This week’s news has been understandably dominated by coverage of the awful events emerging from Gaza. But back in the UK, another story reared its head receiving less exposure than it should have got.
I’ve previously written about how the mis-selling of Payment Protection Insurance (PPI) may well be the biggest financial crime in history: an enormous £23bn-and-counting worth of payouts to customers who were mis-sold the insurance, an amount which was originally predicted to be just £1bn and at its current total could have paid for the 2012 Olympics twice over. With PPI now the most complained-about financial product of all time, the Office for National Statistics have estimated that most of Britain’s economic recovery has been entirely due to people spending their average payout of £2750, rather than any government policy or stimulus.
The enormity of the fraud around PPI isn’t just to do with how much money was taken off customers - it’s the entire nature of it. Most other financial scandals since the crash of 2008 (and you can take your pick from traders losing billions with bad bets, breaching sanctions, dealing with Mexican drug cartels, etc etc) could be just about passed off as bad individuals going rogue. But as John Lanchester - a financial writer who’s done more than most to track these cases - wrote last year, PPI “happened not inside rogue units of these huge global institutions but at the centre of their retail operations. This was an industry-wide, systematic cheating of the banks’ own customers.”
And like some financial version of the Fukushima reactor, it keeps leaking out toxic material: this week Lloyds Banking Group saw profits for the first six months of 2014 fall by 50 percent year-on-year thanks to what they euphemistically termed "legacy issues". In plain English, that was largely made up of £600m set aside for PPI repayments, meaning that Lloyds alone have now paid back a staggering £10.4bn for their hand in mis-selling.
But in addition, and potentially more interesting, was another fine slapped on the bank: £226m from regulators in the UK and US for manipulating the LIBOR rate (the rate at which banks promise to lend money to each other). Other banks have previously been fined for LIBOR-rigging, but this settlement included an £8m fine for a previously unknown scheme designed to minimise how much money Lloyds paid to The Bank of England in return for access to its Special Liquidity Scheme (SLS - a fund set up to keep banks running in the immediate aftermath of the financial crash in 2008).
The sheer brass neck of this is what’s so astonishing. At a time when - in the words even of Lloyds chairman Lord Blackwell - “the bank was on a lifeline of public support”, Lloyds (which is still 24 percent-owned by the taxpayer) gratefully took with one hand from the Bank of England, while helping themselves to a little bit extra with the other one. Bank of England governor Mark Carney gave an angry summing up of Lloyds’ behaviour: "Such manipulation is highly reprehensible, clearly unlawful and may amount to criminal conduct on the part of the individuals involved." Owen Watkins, barrister in the corporate team at Lewis Silkin was even more blunt: "This is effectively a fraud on the taxpayer, as SLS was a taxpayer-backed measure."

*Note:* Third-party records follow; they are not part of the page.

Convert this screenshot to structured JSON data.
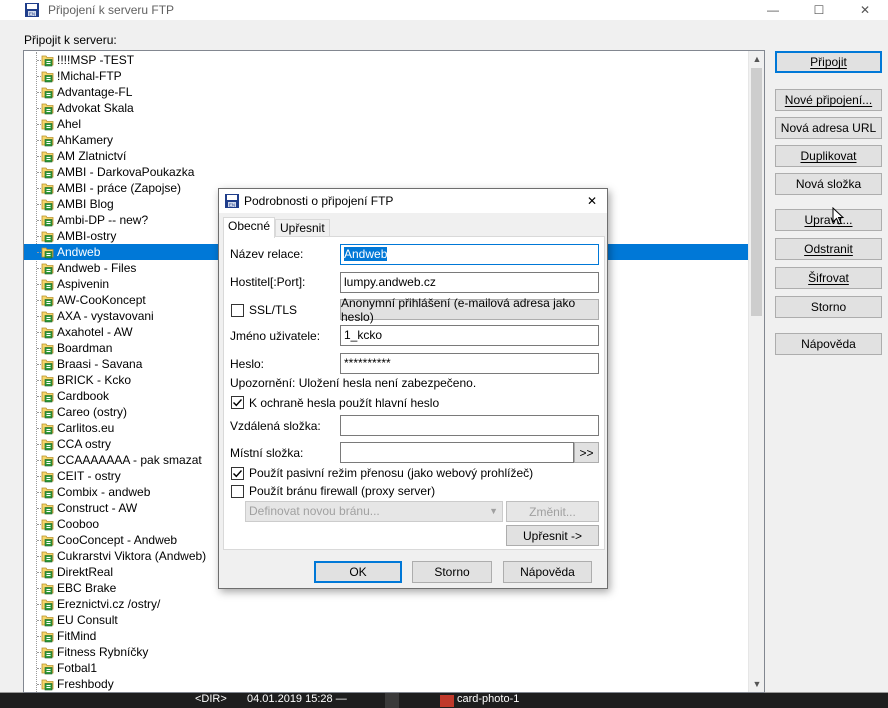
{
  "window": {
    "title": "Připojení k serveru FTP",
    "minimize_glyph": "—",
    "maximize_glyph": "☐",
    "close_glyph": "✕",
    "connect_label": "Připojit k serveru:"
  },
  "servers": [
    "!!!!MSP -TEST",
    "!Michal-FTP",
    "Advantage-FL",
    "Advokat Skala",
    "Ahel",
    "AhKamery",
    "AM Zlatnictví",
    "AMBI - DarkovaPoukazka",
    "AMBI - práce (Zapojse)",
    "AMBI Blog",
    "Ambi-DP -- new?",
    "AMBI-ostry",
    "Andweb",
    "Andweb - Files",
    "Aspivenin",
    "AW-CooKoncept",
    "AXA - vystavovani",
    "Axahotel - AW",
    "Boardman",
    "Braasi - Savana",
    "BRICK - Kcko",
    "Cardbook",
    "Careo (ostry)",
    "Carlitos.eu",
    "CCA ostry",
    "CCAAAAAAA - pak smazat",
    "CEIT - ostry",
    "Combix - andweb",
    "Construct - AW",
    "Cooboo",
    "CooConcept - Andweb",
    "Cukrarstvi Viktora (Andweb)",
    "DirektReal",
    "EBC Brake",
    "Ereznictvi.cz /ostry/",
    "EU Consult",
    "FitMind",
    "Fitness Rybníčky",
    "Fotbal1",
    "Freshbody"
  ],
  "selected_server": "Andweb",
  "buttons": {
    "connect": "Připojit",
    "new_connection": "Nové připojení...",
    "new_url": "Nová adresa URL",
    "duplicate": "Duplikovat",
    "new_folder": "Nová složka",
    "edit": "Upravit...",
    "delete": "Odstranit",
    "encrypt": "Šifrovat",
    "cancel": "Storno",
    "help": "Nápověda"
  },
  "status_strip": {
    "dir": "<DIR>",
    "date": "04.01.2019 15:28 —",
    "file": "card-photo-1"
  },
  "dialog": {
    "title": "Podrobnosti o připojení FTP",
    "tabs": [
      "Obecné",
      "Upřesnit"
    ],
    "active_tab": "Obecné",
    "session_name_label": "Název relace:",
    "session_name_value": "Andweb",
    "host_label": "Hostitel[:Port]:",
    "host_value": "lumpy.andweb.cz",
    "ssl_label": "SSL/TLS",
    "ssl_checked": false,
    "anonymous_button": "Anonymní přihlášení (e-mailová adresa jako heslo)",
    "username_label": "Jméno uživatele:",
    "username_value": "1_kcko",
    "password_label": "Heslo:",
    "password_value": "**********",
    "warning": "Upozornění: Uložení hesla není zabezpečeno.",
    "master_password_label": "K ochraně hesla použít hlavní heslo",
    "master_password_checked": true,
    "remote_folder_label": "Vzdálená složka:",
    "remote_folder_value": "",
    "local_folder_label": "Místní složka:",
    "local_folder_value": "",
    "browse_button": ">>",
    "passive_label": "Použít pasivní režim přenosu (jako webový prohlížeč)",
    "passive_checked": true,
    "firewall_label": "Použít bránu firewall (proxy server)",
    "firewall_checked": false,
    "gateway_placeholder": "Definovat novou bránu...",
    "change_button": "Změnit...",
    "advanced_button": "Upřesnit ->",
    "ok": "OK",
    "cancel": "Storno",
    "help": "Nápověda"
  }
}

Lloyds’ chief executive has made the right apologetic noises - “I would like to say once again this is totally unacceptable and we condemn this without reservation” - and seven former or current employees have been fined for their misconduct. But despite this, and the almost certain promise of more bad news to emerge, it seems like business as usual for the banks: none of the traders or managers are identified by name in the reports; even after the fines, the bank still made £863m in pre-tax profits; and is planning to restart paying dividends to shareholders.
In other words, you can run a bank down to the point where it has to be kept alive by government intervention, you can then scam the Bank of England while they’re keeping you going and you can systematically rip off a vast number of your own customers - but you won’t really be punished. Iceland showed that there is a different way of doing things after its own financial crash, when four bosses of the Kaupthing bank were sentenced to up to five years in prison. With such penalties off the table in this country, it’s only a matter of time before the next scandal emerges.
* Justin Quirk is Editor-in-Chief at international culture magazine House.